bodysculpting By Dr. Harvey C Jenkins, PhD, MD
Keep your body safe and in
shape during the cold months by
following this Fitness Survival Guide
ow you approach your ﬁtness routine this winter like-
ly depends on where you live. If you live somewhere
like Maine or America’s Northeast, winter is the time
you pull out your skis, ice skates and snowshoes and
relish the seasonal change like a snow bunny or the
abominable snowman. If you live in the South or America’s South-
west, winter is the time to retreat to the safety and warmth of in-
doors, with even one snowﬂake setting off a phobia that leads to
school closures, work stoppage and, for some, a retreat from your
regular workout routine.
For many people, no matter what part of the country, winter is
the main time of the year when they gain weight and unfortunate-
ly store fat. They exercise less, eat more food and spend less time
outdoors than they do in the warmer seasons. Regardless of where
you live, winter doesn’t have to be a time for your diet and work-
out routine to be neglected or sent into hibernation.
It does not have to be a time for the physique you have worked

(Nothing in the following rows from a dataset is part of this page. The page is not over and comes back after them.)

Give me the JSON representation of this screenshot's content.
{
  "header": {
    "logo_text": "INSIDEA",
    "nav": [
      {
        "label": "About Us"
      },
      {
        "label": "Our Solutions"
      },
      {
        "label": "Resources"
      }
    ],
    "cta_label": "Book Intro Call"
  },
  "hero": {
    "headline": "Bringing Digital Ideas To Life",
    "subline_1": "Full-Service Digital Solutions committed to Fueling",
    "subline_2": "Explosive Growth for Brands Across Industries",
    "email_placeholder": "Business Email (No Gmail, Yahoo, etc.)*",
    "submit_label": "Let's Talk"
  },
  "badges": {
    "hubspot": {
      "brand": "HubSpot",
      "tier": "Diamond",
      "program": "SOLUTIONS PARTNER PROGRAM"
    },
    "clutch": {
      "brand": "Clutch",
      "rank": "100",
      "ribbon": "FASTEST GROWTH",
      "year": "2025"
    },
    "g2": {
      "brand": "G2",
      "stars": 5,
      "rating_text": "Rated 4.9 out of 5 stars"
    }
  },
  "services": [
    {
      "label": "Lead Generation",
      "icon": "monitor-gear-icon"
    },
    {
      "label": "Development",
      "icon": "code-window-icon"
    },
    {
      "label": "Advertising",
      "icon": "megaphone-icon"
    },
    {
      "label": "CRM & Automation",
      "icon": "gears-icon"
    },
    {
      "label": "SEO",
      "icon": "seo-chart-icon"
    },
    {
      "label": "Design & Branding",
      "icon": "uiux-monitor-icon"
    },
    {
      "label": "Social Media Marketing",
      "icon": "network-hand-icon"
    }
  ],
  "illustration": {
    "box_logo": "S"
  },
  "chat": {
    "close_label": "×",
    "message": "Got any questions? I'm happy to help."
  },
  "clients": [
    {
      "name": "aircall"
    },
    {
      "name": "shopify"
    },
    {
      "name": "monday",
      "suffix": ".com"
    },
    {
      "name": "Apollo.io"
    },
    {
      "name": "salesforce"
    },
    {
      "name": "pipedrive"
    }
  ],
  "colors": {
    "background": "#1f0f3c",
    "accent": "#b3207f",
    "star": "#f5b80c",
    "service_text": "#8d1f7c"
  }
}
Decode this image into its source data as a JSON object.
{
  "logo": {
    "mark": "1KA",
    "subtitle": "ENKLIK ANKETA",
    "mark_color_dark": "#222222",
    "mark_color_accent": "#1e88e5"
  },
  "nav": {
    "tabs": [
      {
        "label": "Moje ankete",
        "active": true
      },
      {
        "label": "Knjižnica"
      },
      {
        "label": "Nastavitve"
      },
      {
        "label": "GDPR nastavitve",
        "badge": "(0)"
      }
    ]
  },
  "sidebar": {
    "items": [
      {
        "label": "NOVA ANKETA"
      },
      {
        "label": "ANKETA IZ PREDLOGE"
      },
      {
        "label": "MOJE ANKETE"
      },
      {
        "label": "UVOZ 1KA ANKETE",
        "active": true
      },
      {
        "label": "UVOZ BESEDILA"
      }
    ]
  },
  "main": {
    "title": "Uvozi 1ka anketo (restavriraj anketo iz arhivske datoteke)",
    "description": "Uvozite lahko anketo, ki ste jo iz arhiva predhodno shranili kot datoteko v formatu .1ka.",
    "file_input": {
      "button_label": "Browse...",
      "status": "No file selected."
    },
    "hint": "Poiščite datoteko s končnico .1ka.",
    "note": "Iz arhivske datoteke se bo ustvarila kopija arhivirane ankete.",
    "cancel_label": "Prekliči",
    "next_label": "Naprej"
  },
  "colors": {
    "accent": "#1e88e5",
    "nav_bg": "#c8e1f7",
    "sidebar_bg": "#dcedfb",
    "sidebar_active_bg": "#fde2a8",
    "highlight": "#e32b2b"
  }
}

so hard to build and maintain to suffer. Winter can be a time
when, with some modiﬁcations, you optimize and maximize the
potential beneﬁts of exercise and the body’s changes in metabolism
during the winter season, and propel them toward your advantage.
during the winter months.
In fact, the level of ATLPL almost doubled in the winter
from the value it had in the summer. ATLPL, playfully called
the “pudge” factor, is known to work in metabolism by promot-
ing fat storage in the “adipose” tissue. This likely has an evolu-
tionary benefit and protective value to human beings and other
species, promoting survival during the otherwise harsh environ-
Exercise, as it turns out, promotes the induction of a muscle en-
zyme called SMLPL, or Skeletal Muscle Lipoprotein Lipase. This
enzyme promotes the catabolism and burning of fat and offsets the
“pudge-promoting” effect of the increased ATLPL. This means
that people who are physically active and exercise routinely and
during the winter months are most protected against the winter
weight gain phenomenon.
WHAT HAPPENS TO YOUR METABOLISM
To understand what modiﬁcations you need to make this win-
ter, it is important to understand what happens to your metabolism
during this cold season. University of Colorado researchers con-
ducted a study of the metabolisms of 12 women and six men in
both the summer and winter months. In their studies, they discov-
ered an increase in the production and ‘activity’ of the enzyme
ATLPL, Adipose Tissue Lipoprotein Lipase, in these subjects
During weather extremes, no one expects you to endanger your
health in the pursuit of the perfect physique, but there are some
tips you can take to make your workout more effective and, most
of all, safe.
1) Wear appropriate clothing. The fabric you wear should absorb
moisture and keep your skin from becoming wet from sweat.
Joggers should wear bright and reﬂective colors for better visi-
PAGEANTRY WINTER FITNESS SURVIVAL TIPS
Whether you are the ‘snowbunny’ type or the ‘sun-worshiping’
snow-phobe, the winter season can be a time when you can exe-
cute a reasonable ﬁtness routine and maintain your competition-